→ **Exercise description**
Copy, from the entries below, each line where the word "nSalonu" can be found.
━━━━━━
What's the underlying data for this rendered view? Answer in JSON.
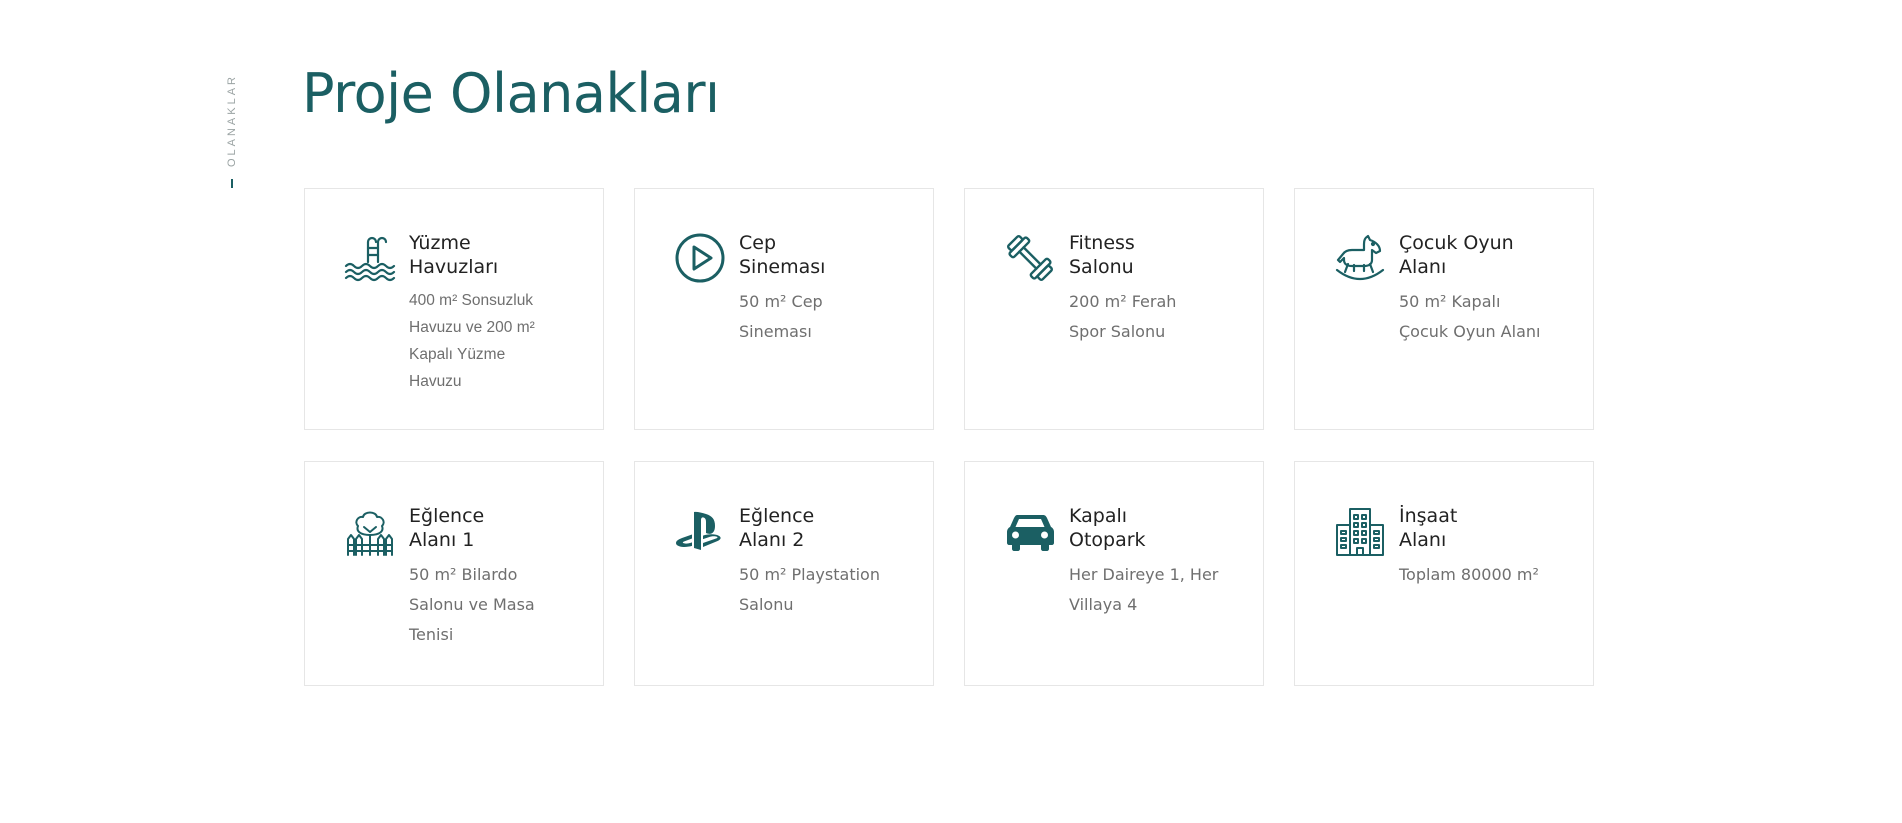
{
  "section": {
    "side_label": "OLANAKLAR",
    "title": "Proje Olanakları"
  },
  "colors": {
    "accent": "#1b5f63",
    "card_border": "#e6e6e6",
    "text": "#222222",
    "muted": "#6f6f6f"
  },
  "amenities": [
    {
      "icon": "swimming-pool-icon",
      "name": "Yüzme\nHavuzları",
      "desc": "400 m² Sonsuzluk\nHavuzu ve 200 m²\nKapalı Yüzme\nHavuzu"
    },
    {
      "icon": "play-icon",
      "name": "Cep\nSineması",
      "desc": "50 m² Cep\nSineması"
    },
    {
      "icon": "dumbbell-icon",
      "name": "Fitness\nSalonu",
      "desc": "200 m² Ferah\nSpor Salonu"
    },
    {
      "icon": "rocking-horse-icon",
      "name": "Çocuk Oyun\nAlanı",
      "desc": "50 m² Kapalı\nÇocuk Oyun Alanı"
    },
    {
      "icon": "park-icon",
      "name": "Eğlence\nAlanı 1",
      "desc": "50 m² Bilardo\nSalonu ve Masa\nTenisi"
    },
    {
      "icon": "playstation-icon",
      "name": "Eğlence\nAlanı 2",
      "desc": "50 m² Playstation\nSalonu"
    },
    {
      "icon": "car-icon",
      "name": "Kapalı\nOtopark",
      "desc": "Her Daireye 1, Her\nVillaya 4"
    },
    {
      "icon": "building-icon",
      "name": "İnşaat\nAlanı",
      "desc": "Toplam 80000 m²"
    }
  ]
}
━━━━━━
→ **Output**
      "name": "Fitness\nSalonu",
      "desc": "50 m² Bilardo\nSalonu ve Masa\nTenisi"
      "desc": "50 m² Playstation\nSalonu"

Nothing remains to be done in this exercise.